Social norms have unfortunately placed a negative connotation on mucus, despite the substance's extremely important role in our bodies. Experts are currently trying to decipher the advanced mechanisms through which the stuff enables us to smell, reproduce, and avoid infections.
Katharina Ribbeck, a biological engineer at the Massachusetts Institute of Technology
(MIT), in Cambridge, is fascinated with this material. She describes it as the body's first line of defense against being infected by bacteria, viruses and other pathogens.
The investigator specializes in studying the antiviral properties of mucins, the compounds that make up the basis of mucus. The stuff covers wet surfaces in the body, protecting them against contamination.
What is especially interesting about how it works is that it maintains its protective effects even while it allows nutrients, signaling molecules, and certain types of cells to pass through. This selectivity is one of its most useful and important functions.
“Without it, we wouldn’t be able to smell, we wouldn’t be able to reproduce, and we would all be the victims of pathogens,” Ribbeck explains. She holds an appointment as the Eugene Bell Career Development assistant professor of biological engineering at the Institute.
The expert hopes that, by studying mucins in detail, she will be able to figure out how this selectivity occurs. “Oftentimes they’re regarded as inert scaffold elements, but the picture that is emerging is that they really have an active function in the body’s defense system,” the investigator explains.
In a paper published in the latest issue of the journal Biomacromolecules, the researcher and her team describe the creation of a purified mucin-based gel. These proteins resemble long threads, and also contain large amounts of sugar molecules.
The National Institutes of Health-funded (NIH) investigation also provides a potential explanation for why rinsing your nose with salty water while suffering from a cold or the flu tends to alleviate symptoms. Apparently, high salt concentrations make mucins less penetrable.

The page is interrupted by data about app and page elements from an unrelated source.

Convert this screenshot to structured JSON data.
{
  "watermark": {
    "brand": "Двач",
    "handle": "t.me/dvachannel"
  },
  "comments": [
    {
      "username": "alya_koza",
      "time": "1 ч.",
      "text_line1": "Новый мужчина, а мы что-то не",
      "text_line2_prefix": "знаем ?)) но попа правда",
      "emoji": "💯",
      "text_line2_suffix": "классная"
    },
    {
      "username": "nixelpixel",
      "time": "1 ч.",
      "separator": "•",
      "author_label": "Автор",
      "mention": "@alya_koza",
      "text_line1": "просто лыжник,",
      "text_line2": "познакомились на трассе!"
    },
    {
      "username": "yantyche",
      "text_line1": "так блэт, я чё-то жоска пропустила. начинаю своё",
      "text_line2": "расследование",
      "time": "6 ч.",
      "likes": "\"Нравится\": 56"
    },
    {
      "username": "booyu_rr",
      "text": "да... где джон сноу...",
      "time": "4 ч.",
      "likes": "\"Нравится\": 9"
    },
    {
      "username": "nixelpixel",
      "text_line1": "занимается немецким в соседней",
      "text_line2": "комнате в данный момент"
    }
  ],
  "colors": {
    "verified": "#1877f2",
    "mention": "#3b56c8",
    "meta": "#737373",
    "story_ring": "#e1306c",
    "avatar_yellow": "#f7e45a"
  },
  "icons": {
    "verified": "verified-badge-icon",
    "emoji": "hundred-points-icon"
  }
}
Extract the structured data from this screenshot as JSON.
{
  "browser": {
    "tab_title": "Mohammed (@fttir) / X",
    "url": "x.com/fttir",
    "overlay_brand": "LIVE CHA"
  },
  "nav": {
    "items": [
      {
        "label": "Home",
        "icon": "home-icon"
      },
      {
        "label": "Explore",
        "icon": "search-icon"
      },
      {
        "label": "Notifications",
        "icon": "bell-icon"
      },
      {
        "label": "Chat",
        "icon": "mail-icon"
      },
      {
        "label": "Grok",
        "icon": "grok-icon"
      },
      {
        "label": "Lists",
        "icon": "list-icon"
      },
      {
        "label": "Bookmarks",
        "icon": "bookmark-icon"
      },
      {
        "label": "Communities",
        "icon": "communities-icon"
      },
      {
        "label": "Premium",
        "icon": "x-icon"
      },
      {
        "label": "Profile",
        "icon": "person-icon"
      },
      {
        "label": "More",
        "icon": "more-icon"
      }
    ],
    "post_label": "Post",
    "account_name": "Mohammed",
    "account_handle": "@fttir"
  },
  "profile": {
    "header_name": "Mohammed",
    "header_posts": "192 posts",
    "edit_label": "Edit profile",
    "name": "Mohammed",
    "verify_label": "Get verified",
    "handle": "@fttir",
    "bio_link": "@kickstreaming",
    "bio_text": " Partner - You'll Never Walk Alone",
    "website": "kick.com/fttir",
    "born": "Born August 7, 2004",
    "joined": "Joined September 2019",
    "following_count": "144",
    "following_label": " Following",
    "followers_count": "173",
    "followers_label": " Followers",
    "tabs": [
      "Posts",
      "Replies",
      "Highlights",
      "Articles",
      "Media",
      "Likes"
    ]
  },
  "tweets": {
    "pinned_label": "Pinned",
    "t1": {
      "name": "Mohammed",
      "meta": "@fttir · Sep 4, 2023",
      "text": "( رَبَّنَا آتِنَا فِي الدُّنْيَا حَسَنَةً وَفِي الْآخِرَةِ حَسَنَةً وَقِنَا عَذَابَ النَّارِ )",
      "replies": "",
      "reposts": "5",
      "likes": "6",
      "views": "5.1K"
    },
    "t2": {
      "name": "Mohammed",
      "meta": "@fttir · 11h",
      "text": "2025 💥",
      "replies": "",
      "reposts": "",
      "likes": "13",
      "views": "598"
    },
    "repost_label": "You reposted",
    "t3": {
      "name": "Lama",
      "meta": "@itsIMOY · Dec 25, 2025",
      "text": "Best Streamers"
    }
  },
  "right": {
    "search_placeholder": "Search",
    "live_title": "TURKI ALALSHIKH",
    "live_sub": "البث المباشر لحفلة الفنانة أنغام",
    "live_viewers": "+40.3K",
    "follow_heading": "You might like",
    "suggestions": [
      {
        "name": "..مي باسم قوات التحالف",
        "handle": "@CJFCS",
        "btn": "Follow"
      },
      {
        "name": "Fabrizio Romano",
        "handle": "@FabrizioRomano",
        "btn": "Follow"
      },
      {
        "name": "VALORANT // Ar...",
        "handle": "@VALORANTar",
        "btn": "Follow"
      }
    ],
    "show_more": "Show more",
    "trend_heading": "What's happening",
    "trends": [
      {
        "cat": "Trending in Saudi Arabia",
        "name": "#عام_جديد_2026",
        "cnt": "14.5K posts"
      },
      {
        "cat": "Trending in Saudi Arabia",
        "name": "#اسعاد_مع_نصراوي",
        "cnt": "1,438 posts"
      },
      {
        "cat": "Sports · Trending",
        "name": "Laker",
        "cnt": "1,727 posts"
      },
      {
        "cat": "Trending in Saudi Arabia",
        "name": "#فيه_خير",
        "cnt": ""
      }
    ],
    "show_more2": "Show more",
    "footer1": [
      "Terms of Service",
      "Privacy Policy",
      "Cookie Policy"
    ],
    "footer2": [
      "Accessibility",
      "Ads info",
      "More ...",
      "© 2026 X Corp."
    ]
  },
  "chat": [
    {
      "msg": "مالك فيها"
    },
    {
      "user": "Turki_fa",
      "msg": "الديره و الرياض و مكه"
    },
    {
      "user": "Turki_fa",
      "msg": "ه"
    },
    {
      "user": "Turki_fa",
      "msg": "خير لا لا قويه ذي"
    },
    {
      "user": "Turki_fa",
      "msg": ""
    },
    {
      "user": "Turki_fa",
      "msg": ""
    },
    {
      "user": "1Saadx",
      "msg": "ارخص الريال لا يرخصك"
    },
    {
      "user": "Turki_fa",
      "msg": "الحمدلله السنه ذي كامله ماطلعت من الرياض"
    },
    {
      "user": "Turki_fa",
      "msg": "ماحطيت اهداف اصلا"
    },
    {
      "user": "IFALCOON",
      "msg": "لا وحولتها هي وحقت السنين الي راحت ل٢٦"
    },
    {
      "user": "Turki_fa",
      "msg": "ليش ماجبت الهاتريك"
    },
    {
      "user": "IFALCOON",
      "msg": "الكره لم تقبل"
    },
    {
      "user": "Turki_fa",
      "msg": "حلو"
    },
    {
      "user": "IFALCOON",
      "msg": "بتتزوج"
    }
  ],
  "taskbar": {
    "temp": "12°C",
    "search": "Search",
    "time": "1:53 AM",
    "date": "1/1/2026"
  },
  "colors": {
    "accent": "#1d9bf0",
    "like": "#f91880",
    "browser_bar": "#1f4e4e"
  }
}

The research group now plans to conduct an in-depth investigation into how some bacteria and microbes are able to penetrate mucus, and infect our bodies through this route. This study could result in the creation of new methods of protection against many transmissible diseases.